- August 29, 2017
- Posted by: Stephen Burt
- Category: Coaching
I re-read Animal Farm last week during a lazy few days in the Lake District and enjoyed the elegance, economy and perceptiveness of Orwell’s writing and thinking. In these post-truth days of alternative facts, polarised politics and inflammatory rhetoric, Animal Farm could not be more relevant or prescient. It seems that truth is often thickly veiled and we would do well to recall Orwell’s contention that “during times of universal deceit, telling the truth is a revolutionary act.”
Just before my holiday I led a workshop on managing conflict with a group of bright young(ish) things at a top international business school. One young man recounted a bruising encounter with his boss that had left him hurt and at a loss about what to do or say when he saw his boss next. He wanted stay with the company but he was beginning to have doubts about his future there.
The workshop provided guidance and a rehearsal space for the difficult conversations that aspiring leaders might choose to have. Often the most difficult are those with people who have authority. Something needs to be said but it needs to be heard too and the balance between directness and respect is crucial.
Telling the truth is a powerful thing to do. And it can be a hard thing to do. The young man struggled, as many of us would do, to strike the right balance and speak plainly. When emotions are strong and the stakes seem high that can be so difficult. We may struggle to find exactly what we want to say. Even when we do find our truth, we may try to defend ourselves or anticipate the other’s response by hiding our message behind fillers, softeners and vagueness.
I, and other observers, listened and helped the young man get to the heart of what happened and his response.

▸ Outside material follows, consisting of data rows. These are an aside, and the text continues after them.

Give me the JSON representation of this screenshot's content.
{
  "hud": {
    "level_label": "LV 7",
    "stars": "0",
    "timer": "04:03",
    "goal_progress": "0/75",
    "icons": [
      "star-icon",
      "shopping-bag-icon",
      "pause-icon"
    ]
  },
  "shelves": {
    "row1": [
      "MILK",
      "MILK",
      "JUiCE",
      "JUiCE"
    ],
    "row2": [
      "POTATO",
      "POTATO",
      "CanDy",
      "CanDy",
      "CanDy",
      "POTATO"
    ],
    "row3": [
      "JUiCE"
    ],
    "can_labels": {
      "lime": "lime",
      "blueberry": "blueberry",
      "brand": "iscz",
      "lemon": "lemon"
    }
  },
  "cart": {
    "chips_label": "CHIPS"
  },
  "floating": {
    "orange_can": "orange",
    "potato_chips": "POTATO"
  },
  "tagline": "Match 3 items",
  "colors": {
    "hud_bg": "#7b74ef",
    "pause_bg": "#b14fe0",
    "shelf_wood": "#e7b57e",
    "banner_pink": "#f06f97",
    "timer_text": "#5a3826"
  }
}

We asked about the impact that his boss’s behaviour had had on him. He felt he had been treated unfairly. He was hurt and angry. We asked what he really wanted the boss to understand. He wanted his boss to know that he was committed to the company and felt his previous good work had been discounted. We asked what he wanted to happen in the future. He said he needed to know that his boss trusted his ability and commitment so they could review his performance in a balanced way. These answers helped him shape a few simple, succinct sentences. We then gave him direct feedback on his delivery so that his good intent and resolve came through. He arrived at his simple truth and it was powerful and respectful.
Now, knowing what you want to say is not the same thing as choosing to say it. Despite your best efforts it might not be heard. It might be heard but not sympathetically. It could make things worse. The key check-in question here is “how will I feel if I say nothing?” If saying nothing is tolerable then it is an option. But if you need to speak, then do your very best to make what you say honest, direct and succinct. Hold your nerve by holding on to your belief in your good intent.
Speaking the truth matters for an individual’s confidence and growth. Despite fears to the contrary, direct truth-telling often strengthens a relationship. And it models a way of behaving and communicating that most organisations sorely need. Fewer projects would fail, less resource would be wasted, and more ideas would get the chance to breathe if telling the truth became an organisational habit.
But, be warned, telling the truth may not be a comfortable path to take: once you start, others might reciprocate. And as Gloria Steinem put it (echoing Joe Klass), “The truth will set you free, but first it will piss you off.”